PROBLEM TO WORK ON - Could the data underneath be repeated exactly, in full?

[Dataset rows describing interfaces]
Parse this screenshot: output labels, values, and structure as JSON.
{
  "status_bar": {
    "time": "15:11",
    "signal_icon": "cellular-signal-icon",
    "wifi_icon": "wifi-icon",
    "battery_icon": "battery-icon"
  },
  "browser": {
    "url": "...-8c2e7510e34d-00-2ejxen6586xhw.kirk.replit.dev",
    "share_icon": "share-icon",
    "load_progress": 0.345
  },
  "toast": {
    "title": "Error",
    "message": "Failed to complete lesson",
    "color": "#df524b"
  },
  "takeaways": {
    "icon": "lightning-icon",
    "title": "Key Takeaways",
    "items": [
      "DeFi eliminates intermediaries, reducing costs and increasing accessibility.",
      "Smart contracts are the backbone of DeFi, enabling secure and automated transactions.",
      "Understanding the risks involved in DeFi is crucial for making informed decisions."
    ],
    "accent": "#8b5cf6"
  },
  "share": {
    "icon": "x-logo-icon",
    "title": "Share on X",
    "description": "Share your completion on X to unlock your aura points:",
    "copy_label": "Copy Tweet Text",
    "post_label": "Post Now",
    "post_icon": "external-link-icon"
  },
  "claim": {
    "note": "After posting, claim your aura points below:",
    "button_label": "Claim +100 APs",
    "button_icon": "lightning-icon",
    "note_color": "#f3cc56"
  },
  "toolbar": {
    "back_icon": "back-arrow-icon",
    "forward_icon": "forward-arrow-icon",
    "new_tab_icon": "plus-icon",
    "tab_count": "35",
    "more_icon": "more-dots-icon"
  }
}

TASK OUTPUT -
Parse this screenshot: output labels, values, and structure as JSON.
{
  "status_bar": {
    "time": "15:11",
    "signal_icon": "cellular-signal-icon",
    "wifi_icon": "wifi-icon",
    "battery_icon": "battery-icon"
  },
  "browser": {
    "url": "...-8c2e7510e34d-00-2ejxen6586xhw.kirk.replit.dev",
    "share_icon": "share-icon",
    "load_progress": 0.345
  },
  "toast": {
    "title": "Error",
    "message": "Failed to complete lesson",
    "color": "#df524b"
  },
  "takeaways": {
    "icon": "lightning-icon",
    "title": "Key Takeaways",
    "items": [
      "DeFi eliminates intermediaries, reducing costs and increasing accessibility.",
      "Smart contracts are the backbone of DeFi, enabling secure and automated transactions.",
      "Understanding the risks involved in DeFi is crucial for making informed decisions."
    ],
    "accent": "#8b5cf6"
  },
  "share": {
    "icon": "x-logo-icon",
    "title": "Share on X",
    "description": "Share your completion on X to unlock your aura points:",
    "copy_label": "Copy Tweet Text",
    "post_label": "Post Now",
    "post_icon": "external-link-icon"
  },
  "claim": {
    "note": "After posting, claim your aura points below:",
    "button_label": "Claim +100 APs",
    "button_icon": "lightning-icon",
    "note_color": "#f3cc56"
  },
  "toolbar": {
    "back_icon": "back-arrow-icon",
    "forward_icon": "forward-arrow-icon",
    "new_tab_icon": "plus-icon",
    "tab_count": "35",
    "more_icon": "more-dots-icon"
  }
}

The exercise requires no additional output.